Determinants of age at first marriage in Kenya: An urban-rural comparative study

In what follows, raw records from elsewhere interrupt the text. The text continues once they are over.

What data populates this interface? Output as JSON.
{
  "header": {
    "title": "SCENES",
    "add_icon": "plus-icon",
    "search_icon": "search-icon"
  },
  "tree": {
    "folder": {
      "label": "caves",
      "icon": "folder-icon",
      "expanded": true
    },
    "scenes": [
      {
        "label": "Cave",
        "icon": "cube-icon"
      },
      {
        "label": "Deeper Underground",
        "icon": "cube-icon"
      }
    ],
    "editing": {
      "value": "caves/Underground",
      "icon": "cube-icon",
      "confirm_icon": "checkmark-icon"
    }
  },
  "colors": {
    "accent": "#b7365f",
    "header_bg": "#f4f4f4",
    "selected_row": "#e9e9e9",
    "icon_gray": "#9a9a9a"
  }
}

This study sought to establish the effects of the demographic, socio-economic, socio-cultural factors on age at first marriage among ever married women in urban and rural areas in Kenya. The data for the study was drawn from the 2008-09 Kenya Demographic and Health Survey (KDHS) dataset. The KDHS is a nationally representative survey of 8444 women aged 15 to 49 years. The study only focused on 1697 and 4207 ever married women from urban and rural areas, respectively. The study variables included; women’s age at first sexual intercourse, education level, region of residence, household wealth index, employment status and religious affiliation. The study used descriptive statistics and cox regression analysis. Frequencies were used to obtain analysis of the basic characteristics of the study population. The life table technique was used to estimate the median age at first marriage for the different categories of women. A Cox regression model was used to analyze the effects of the explanatory variables on age at first marriage. The life table results indicate that there are differentials in median age at first marriage by various background characteristics. For nearly all the explanatory variables, median age at first marriage is lower among women in rural areas compared to their urban counterparts. The multivariate results show that, the effect of the explanatory variables on age at first marriage differ among the urban and rural women in Kenya. The age at first sexual debut has a statistically significant effect on age at first marriage among urban women but it has no significant effect among rural women. The results show that education has a strong effect on age at first marriage among both rural and urban women. The results further indicate that there was minimal regional difference in the risk of entering into first marriage among women in urban and rural areas except among women in rural Nyanza who were 26 percent less likely to enter into first marriage compared to their counterparts in Central net the effects of other variables. Household wealth index, employment status and religious affiliation were each found to have no statistically significant effect on age at first marriage among both rural and urban women. Thus, it was only the age at first sexual intercourse, women’s educational level, and being in rural areas of Nyanza region of residence that had statistically significant net effects on age at first marriage among both rural and urban women in Kenya. Education policies should target in improvement of girl child education to enable them acquire at least post-secondary education. Programs should target girls both in and out of school on adolescent and youth sexuality and thus enabling them to delay early sexual debut and subsequently early marriage. Age at first sexual intercourse has consistently appeared and remained a significant determinant of age at first marriage among women in urban Kenya. Given the differences that do exist between men and women on age at first marriage, it would also be important that the effects of the study variables on age at first marriage among ever married men are investigated to determine if the effects differ according to the type of place of residence. I recommend that future studies could focus on the effects of these variables on age at first marriage among ever married men in urban and rural areas in Kenya.